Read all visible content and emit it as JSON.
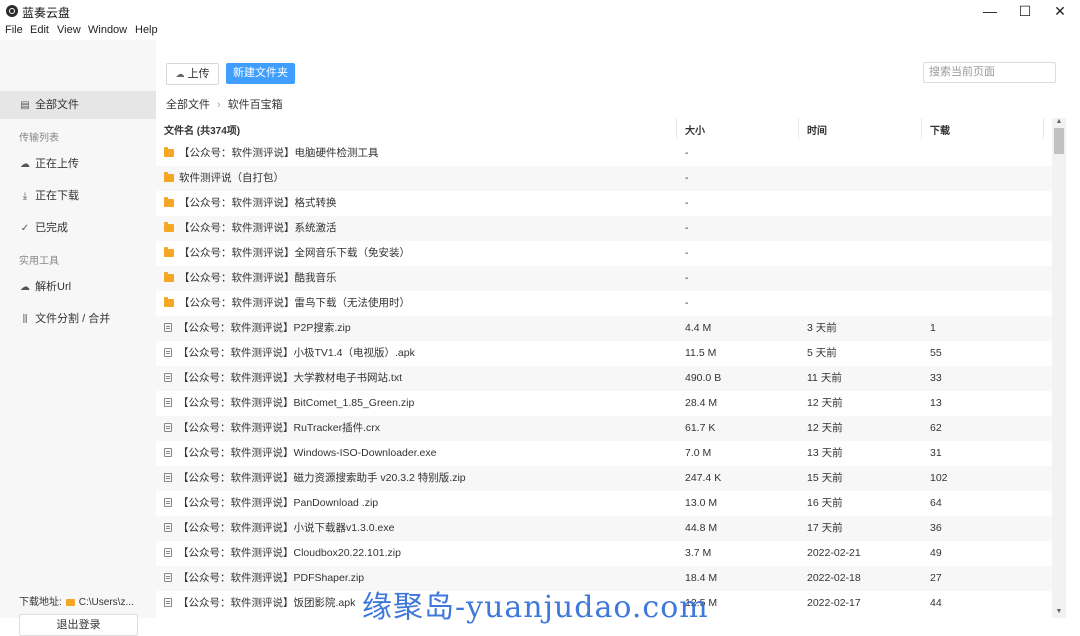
{
  "window": {
    "title": "蓝奏云盘",
    "minimize": "—",
    "maximize": "☐",
    "close": "✕"
  },
  "menu": [
    "File",
    "Edit",
    "View",
    "Window",
    "Help"
  ],
  "sidebar": {
    "all_files": "全部文件",
    "transfer_section": "传输列表",
    "uploading": "正在上传",
    "downloading": "正在下载",
    "completed": "已完成",
    "tools_section": "实用工具",
    "parse_url": "解析Url",
    "split_merge": "文件分割 / 合并",
    "download_path_label": "下载地址:",
    "download_path_value": "C:\\Users\\z...",
    "logout": "退出登录"
  },
  "toolbar": {
    "upload": "上传",
    "new_folder": "新建文件夹",
    "search_placeholder": "搜索当前页面"
  },
  "breadcrumb": [
    "全部文件",
    "软件百宝箱"
  ],
  "table": {
    "headers": [
      "文件名 (共374项)",
      "大小",
      "时间",
      "下载"
    ],
    "rows": [
      {
        "type": "folder",
        "name": "【公众号：软件测评说】电脑硬件检测工具",
        "size": "-",
        "time": "",
        "downloads": ""
      },
      {
        "type": "folder",
        "name": "软件测评说（自打包）",
        "size": "-",
        "time": "",
        "downloads": ""
      },
      {
        "type": "folder",
        "name": "【公众号：软件测评说】格式转换",
        "size": "-",
        "time": "",
        "downloads": ""
      },
      {
        "type": "folder",
        "name": "【公众号：软件测评说】系统激活",
        "size": "-",
        "time": "",
        "downloads": ""
      },
      {
        "type": "folder",
        "name": "【公众号：软件测评说】全网音乐下载（免安装）",
        "size": "-",
        "time": "",
        "downloads": ""
      },
      {
        "type": "folder",
        "name": "【公众号：软件测评说】酷我音乐",
        "size": "-",
        "time": "",
        "downloads": ""
      },
      {
        "type": "folder",
        "name": "【公众号：软件测评说】雷鸟下载（无法使用时）",
        "size": "-",
        "time": "",
        "downloads": ""
      },
      {
        "type": "file",
        "name": "【公众号：软件测评说】P2P搜索.zip",
        "size": "4.4 M",
        "time": "3 天前",
        "downloads": "1"
      },
      {
        "type": "file",
        "name": "【公众号：软件测评说】小极TV1.4（电视版）.apk",
        "size": "11.5 M",
        "time": "5 天前",
        "downloads": "55"
      },
      {
        "type": "file",
        "name": "【公众号：软件测评说】大学教材电子书网站.txt",
        "size": "490.0 B",
        "time": "11 天前",
        "downloads": "33"
      },
      {
        "type": "file",
        "name": "【公众号：软件测评说】BitComet_1.85_Green.zip",
        "size": "28.4 M",
        "time": "12 天前",
        "downloads": "13"
      },
      {
        "type": "file",
        "name": "【公众号：软件测评说】RuTracker插件.crx",
        "size": "61.7 K",
        "time": "12 天前",
        "downloads": "62"
      },
      {
        "type": "file",
        "name": "【公众号：软件测评说】Windows-ISO-Downloader.exe",
        "size": "7.0 M",
        "time": "13 天前",
        "downloads": "31"
      },
      {
        "type": "file",
        "name": "【公众号：软件测评说】磁力资源搜索助手 v20.3.2 特别版.zip",
        "size": "247.4 K",
        "time": "15 天前",
        "downloads": "102"
      },
      {
        "type": "file",
        "name": "【公众号：软件测评说】PanDownload .zip",
        "size": "13.0 M",
        "time": "16 天前",
        "downloads": "64"
      },
      {
        "type": "file",
        "name": "【公众号：软件测评说】小说下载器v1.3.0.exe",
        "size": "44.8 M",
        "time": "17 天前",
        "downloads": "36"
      },
      {
        "type": "file",
        "name": "【公众号：软件测评说】Cloudbox20.22.101.zip",
        "size": "3.7 M",
        "time": "2022-02-21",
        "downloads": "49"
      },
      {
        "type": "file",
        "name": "【公众号：软件测评说】PDFShaper.zip",
        "size": "18.4 M",
        "time": "2022-02-18",
        "downloads": "27"
      },
      {
        "type": "file",
        "name": "【公众号：软件测评说】饭团影院.apk",
        "size": "12.5 M",
        "time": "2022-02-17",
        "downloads": "44"
      }
    ]
  },
  "watermark": "缘聚岛-yuanjudao.com"
}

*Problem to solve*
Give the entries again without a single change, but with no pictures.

*Response box*
Read all visible content and emit it as JSON.
{
  "window": {
    "title": "蓝奏云盘",
    "minimize": "—",
    "maximize": "☐",
    "close": "✕"
  },
  "menu": [
    "File",
    "Edit",
    "View",
    "Window",
    "Help"
  ],
  "sidebar": {
    "all_files": "全部文件",
    "transfer_section": "传输列表",
    "uploading": "正在上传",
    "downloading": "正在下载",
    "completed": "已完成",
    "tools_section": "实用工具",
    "parse_url": "解析Url",
    "split_merge": "文件分割 / 合并",
    "download_path_label": "下载地址:",
    "download_path_value": "C:\\Users\\z...",
    "logout": "退出登录"
  },
  "toolbar": {
    "upload": "上传",
    "new_folder": "新建文件夹",
    "search_placeholder": "搜索当前页面"
  },
  "breadcrumb": [
    "全部文件",
    "软件百宝箱"
  ],
  "table": {
    "headers": [
      "文件名 (共374项)",
      "大小",
      "时间",
      "下载"
    ],
    "rows": [
      {
        "type": "folder",
        "name": "【公众号：软件测评说】电脑硬件检测工具",
        "size": "-",
        "time": "",
        "downloads": ""
      },
      {
        "type": "folder",
        "name": "软件测评说（自打包）",
        "size": "-",
        "time": "",
        "downloads": ""
      },
      {
        "type": "folder",
        "name": "【公众号：软件测评说】格式转换",
        "size": "-",
        "time": "",
        "downloads": ""
      },
      {
        "type": "folder",
        "name": "【公众号：软件测评说】系统激活",
        "size": "-",
        "time": "",
        "downloads": ""
      },
      {
        "type": "folder",
        "name": "【公众号：软件测评说】全网音乐下载（免安装）",
        "size": "-",
        "time": "",
        "downloads": ""
      },
      {
        "type": "folder",
        "name": "【公众号：软件测评说】酷我音乐",
        "size": "-",
        "time": "",
        "downloads": ""
      },
      {
        "type": "folder",
        "name": "【公众号：软件测评说】雷鸟下载（无法使用时）",
        "size": "-",
        "time": "",
        "downloads": ""
      },
      {
        "type": "file",
        "name": "【公众号：软件测评说】P2P搜索.zip",
        "size": "4.4 M",
        "time": "3 天前",
        "downloads": "1"
      },
      {
        "type": "file",
        "name": "【公众号：软件测评说】小极TV1.4（电视版）.apk",
        "size": "11.5 M",
        "time": "5 天前",
        "downloads": "55"
      },
      {
        "type": "file",
        "name": "【公众号：软件测评说】大学教材电子书网站.txt",
        "size": "490.0 B",
        "time": "11 天前",
        "downloads": "33"
      },
      {
        "type": "file",
        "name": "【公众号：软件测评说】BitComet_1.85_Green.zip",
        "size": "28.4 M",
        "time": "12 天前",
        "downloads": "13"
      },
      {
        "type": "file",
        "name": "【公众号：软件测评说】RuTracker插件.crx",
        "size": "61.7 K",
        "time": "12 天前",
        "downloads": "62"
      },
      {
        "type": "file",
        "name": "【公众号：软件测评说】Windows-ISO-Downloader.exe",
        "size": "7.0 M",
        "time": "13 天前",
        "downloads": "31"
      },
      {
        "type": "file",
        "name": "【公众号：软件测评说】磁力资源搜索助手 v20.3.2 特别版.zip",
        "size": "247.4 K",
        "time": "15 天前",
        "downloads": "102"
      },
      {
        "type": "file",
        "name": "【公众号：软件测评说】PanDownload .zip",
        "size": "13.0 M",
        "time": "16 天前",
        "downloads": "64"
      },
      {
        "type": "file",
        "name": "【公众号：软件测评说】小说下载器v1.3.0.exe",
        "size": "44.8 M",
        "time": "17 天前",
        "downloads": "36"
      },
      {
        "type": "file",
        "name": "【公众号：软件测评说】Cloudbox20.22.101.zip",
        "size": "3.7 M",
        "time": "2022-02-21",
        "downloads": "49"
      },
      {
        "type": "file",
        "name": "【公众号：软件测评说】PDFShaper.zip",
        "size": "18.4 M",
        "time": "2022-02-18",
        "downloads": "27"
      },
      {
        "type": "file",
        "name": "【公众号：软件测评说】饭团影院.apk",
        "size": "12.5 M",
        "time": "2022-02-17",
        "downloads": "44"
      }
    ]
  },
  "watermark": "缘聚岛-yuanjudao.com"
}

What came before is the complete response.